- An EEA or Swiss national who, up to two years before the 1st January 2010, was employed under a contract requiring the performance of his duties in Malta, may only enjoy the benefits deriving from the HQPR for not more than three consecutive years commencing from the year of assessment 2011. Where such an EEA or Swiss national would have been employed as aforesaid for up to one year, such person may benefit under the HQPR for not more than four consecutive years commencing from the year of assessment 2011.

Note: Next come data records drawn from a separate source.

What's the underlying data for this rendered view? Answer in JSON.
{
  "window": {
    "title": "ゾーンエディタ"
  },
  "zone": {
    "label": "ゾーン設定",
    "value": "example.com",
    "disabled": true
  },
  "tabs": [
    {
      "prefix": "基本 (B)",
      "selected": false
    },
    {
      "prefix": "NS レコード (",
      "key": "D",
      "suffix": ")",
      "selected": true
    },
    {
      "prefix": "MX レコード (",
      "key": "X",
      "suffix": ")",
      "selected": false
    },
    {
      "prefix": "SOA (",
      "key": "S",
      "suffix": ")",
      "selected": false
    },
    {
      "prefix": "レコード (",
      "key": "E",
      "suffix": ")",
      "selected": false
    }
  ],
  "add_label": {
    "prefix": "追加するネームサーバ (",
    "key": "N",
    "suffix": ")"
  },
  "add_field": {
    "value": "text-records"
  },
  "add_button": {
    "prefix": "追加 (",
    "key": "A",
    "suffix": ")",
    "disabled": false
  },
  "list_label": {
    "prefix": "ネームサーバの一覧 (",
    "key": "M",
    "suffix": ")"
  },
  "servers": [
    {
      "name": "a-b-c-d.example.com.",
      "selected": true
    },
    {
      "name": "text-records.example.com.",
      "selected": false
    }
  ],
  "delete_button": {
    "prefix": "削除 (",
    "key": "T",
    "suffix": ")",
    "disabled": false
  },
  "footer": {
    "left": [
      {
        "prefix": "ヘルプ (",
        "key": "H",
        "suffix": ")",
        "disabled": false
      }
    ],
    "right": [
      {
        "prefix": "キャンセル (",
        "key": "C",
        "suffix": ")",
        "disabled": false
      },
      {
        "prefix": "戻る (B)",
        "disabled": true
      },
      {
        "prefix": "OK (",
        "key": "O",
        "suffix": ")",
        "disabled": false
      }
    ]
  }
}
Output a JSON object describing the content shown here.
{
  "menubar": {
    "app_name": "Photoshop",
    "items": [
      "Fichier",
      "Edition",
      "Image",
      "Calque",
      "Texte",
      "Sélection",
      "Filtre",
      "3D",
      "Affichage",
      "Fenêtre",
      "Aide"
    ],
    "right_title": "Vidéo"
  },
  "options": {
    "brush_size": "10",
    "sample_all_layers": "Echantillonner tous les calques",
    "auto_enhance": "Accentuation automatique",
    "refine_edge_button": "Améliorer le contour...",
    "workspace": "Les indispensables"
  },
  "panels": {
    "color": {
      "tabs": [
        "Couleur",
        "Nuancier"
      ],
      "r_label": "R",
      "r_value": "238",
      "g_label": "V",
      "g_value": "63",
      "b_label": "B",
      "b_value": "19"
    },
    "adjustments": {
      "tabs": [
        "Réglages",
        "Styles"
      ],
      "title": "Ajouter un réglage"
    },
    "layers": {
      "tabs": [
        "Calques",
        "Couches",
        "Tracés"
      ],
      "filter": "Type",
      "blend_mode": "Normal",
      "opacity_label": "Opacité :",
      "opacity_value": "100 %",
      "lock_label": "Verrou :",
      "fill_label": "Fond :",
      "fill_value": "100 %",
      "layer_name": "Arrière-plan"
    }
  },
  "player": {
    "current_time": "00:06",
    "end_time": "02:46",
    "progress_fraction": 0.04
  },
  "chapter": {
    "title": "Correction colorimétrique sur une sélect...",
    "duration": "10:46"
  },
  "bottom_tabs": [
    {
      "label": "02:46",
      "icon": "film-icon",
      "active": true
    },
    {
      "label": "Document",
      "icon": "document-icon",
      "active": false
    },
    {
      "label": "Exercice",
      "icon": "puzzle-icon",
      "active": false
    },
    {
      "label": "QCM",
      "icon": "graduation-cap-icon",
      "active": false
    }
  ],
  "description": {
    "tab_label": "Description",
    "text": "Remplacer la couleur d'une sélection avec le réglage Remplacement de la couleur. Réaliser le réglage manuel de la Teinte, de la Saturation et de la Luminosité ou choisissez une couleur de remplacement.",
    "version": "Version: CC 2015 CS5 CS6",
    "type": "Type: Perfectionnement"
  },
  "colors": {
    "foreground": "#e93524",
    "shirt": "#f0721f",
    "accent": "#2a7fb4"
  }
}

- A third-country national who up to two years before the 1st January 2010 was employed under a contract requiring the performance of his duties in Malta, shall may only enjoy the benefits deriving from the HQPR for not more than two consecutive years commencing from the year of assessment 2011. Where such a person would have been employed as aforesaid for up to one year, that person may benefit under the HQPR for not more than three consecutive years commencing from the year of assessment 2011.
Finally, the HQP Rules contain anti-avoidance provisions supplementing the general rules forming part of Maltese tax law. Indeed, the Commissioner of Inland Revenue is required, by order in writing, to determine the liability to tax of any person who makes use of artificial arrangements in order to enjoy the benefits set out by the Rules. The liability to tax must be such as to nullify any benefits obtained under the HQPR, and may be supplemented by penalties and additional tax payments in certain circumstances. It must be noted that the Rules allow a right of appeal in this regard.
All things considered, this relatively new regime is well-constructed and is mindful of the importance of incentivizing growth in two very competitive sectors – financial services and gaming. The extension of the HQP Rules to the latter has, together with rapid developments in the gaming industry based in Malta, makes it much easier for Malta-based gaming companies to tap into the international pool of talent and attract internationally recognized leaders and experts to Malta, cementing Malta’s reputation as a particularly attractive jurisdiction for remote gaming operators.
Karl Gonzi, (firstname.lastname@example.org )
First Published in:
EGL(European Gaming Lawyer), Spring 2012